More than 60 Web sites certified to be "Hacker Safe" by McAfee's ScanAlert service have been vulnerable to cross-site scripting (XSS) attacks over the past year, including the ScanAlert Web site itself. While the XSS hole in the ScanAlert site and others have been addressed, some apparently have not been, leaving visitors potentially vulnerable to client-side attacks.
Joseph Pierini, director of enterprise services for the ScanAlert "Hacker Safe" program, maintains that XSS vulnerabilities can't be used to hack a server.
Still, Kevin Fernandez and Dimitris Pagkalos, two computer scientists who maintain XSSed.com, a site that has been tracking XSS vulnerabilities since February 2007, provided InformationWeek with a list of 62 Web sites certified as "Hacker Safe" on which XSS holes have been reported. The list includes brookstone.com, cafepress.com, cduniverse.com, gnc.com, mysecurewallet.nl, petsmart.com, and sportsauthority.com, among other familiar brands.
The XSSed.com site tracks whether reported XSS flaws have been fixed, but such information may not be accurate if the site making the repairs, or the initial discoverer of the hole, fails to report the fix.
Fernandez said the sites on his list displayed a "Hacker Safe" badge at the time XSS holes were identified. While some of these vulnerabilities have since been addressed, security researchers report that some sites currently certified as "Hacker Safe" also are currently vulnerable to XSS attacks.
Russ McRee, a Seattle-based computer security researcher, on Wednesday published information on his blog detailing a cross-site-scripting vulnerability that affects the Toastmasters.org site.
Toastmasters International aims to help people overcome their fear of public speaking. An employee of the organization said that no one was immediately available to speak about the group's Web site. Further calls to the organization weren't returned.
McRee said that he alerted Toastmasters that its Web site was vulnerable.
Cross-site scripting is a type of Web application vulnerability. A successful cross-site scripting attack allows an attacker to inject HTML code or client-side scripts into a target Web page.

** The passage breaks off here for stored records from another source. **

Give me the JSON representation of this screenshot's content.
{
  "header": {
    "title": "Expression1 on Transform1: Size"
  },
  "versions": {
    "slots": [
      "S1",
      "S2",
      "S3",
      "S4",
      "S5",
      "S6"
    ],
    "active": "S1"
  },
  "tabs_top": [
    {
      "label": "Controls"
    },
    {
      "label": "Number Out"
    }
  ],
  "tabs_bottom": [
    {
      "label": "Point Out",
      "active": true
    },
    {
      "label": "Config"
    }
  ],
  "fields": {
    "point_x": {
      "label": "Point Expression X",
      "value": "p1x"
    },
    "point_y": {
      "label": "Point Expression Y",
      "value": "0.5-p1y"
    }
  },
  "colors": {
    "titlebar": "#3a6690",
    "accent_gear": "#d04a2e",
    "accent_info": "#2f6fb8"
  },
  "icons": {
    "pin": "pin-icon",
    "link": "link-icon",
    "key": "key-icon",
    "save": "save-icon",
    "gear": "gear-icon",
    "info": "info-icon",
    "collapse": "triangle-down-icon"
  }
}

"XSS vulnerabilities do present a serious risk. However, to date their real-world use has been limited," said Oliver Friedrichs, director of Symantec Security Response in an e-mail. "XSS vulnerabilities can result in the theft of session cookies, Web site login credentials, and exploitation of trust. XSS vulnerabilities are site-specific, and therefore their life cycle is limited; they become extinct once they're discovered and repaired by the Web site owners."
Pierini maintains that XSS vulnerabilities aren't material to a site's certification. "Cross-site scripting can't be used to hack a server," he said. "You may be able to do other things with it. You may be able to do things that affect the end-user or the client. But the customer data protected with the server, in the database, isn't going to be compromised by a cross-site scripting attack, not directly."
Pierini dismisses the suggestion that certifying a site as "Hacker Safe" when it remains vulnerable to XSS attacks could be confusing to consumers. He insists that the meaning of the certification is clear and notes that his company's scanning service reports the XSS flaws it finds to its clients.
"We definitely identify this [XSS] and we definitely bring this to our customers' attention," he said." And we provide our customers with the information. Our customers are allowed to make the decision where to put their resources. I personally want them to put their resources where they're needed most, in things that can affect the confidentiality, the integrity, or the availability of that system that we're certifying. Cross-site scripting can be used to do a variety of things, but it's all on the client side. And that's an area that we don't have control over."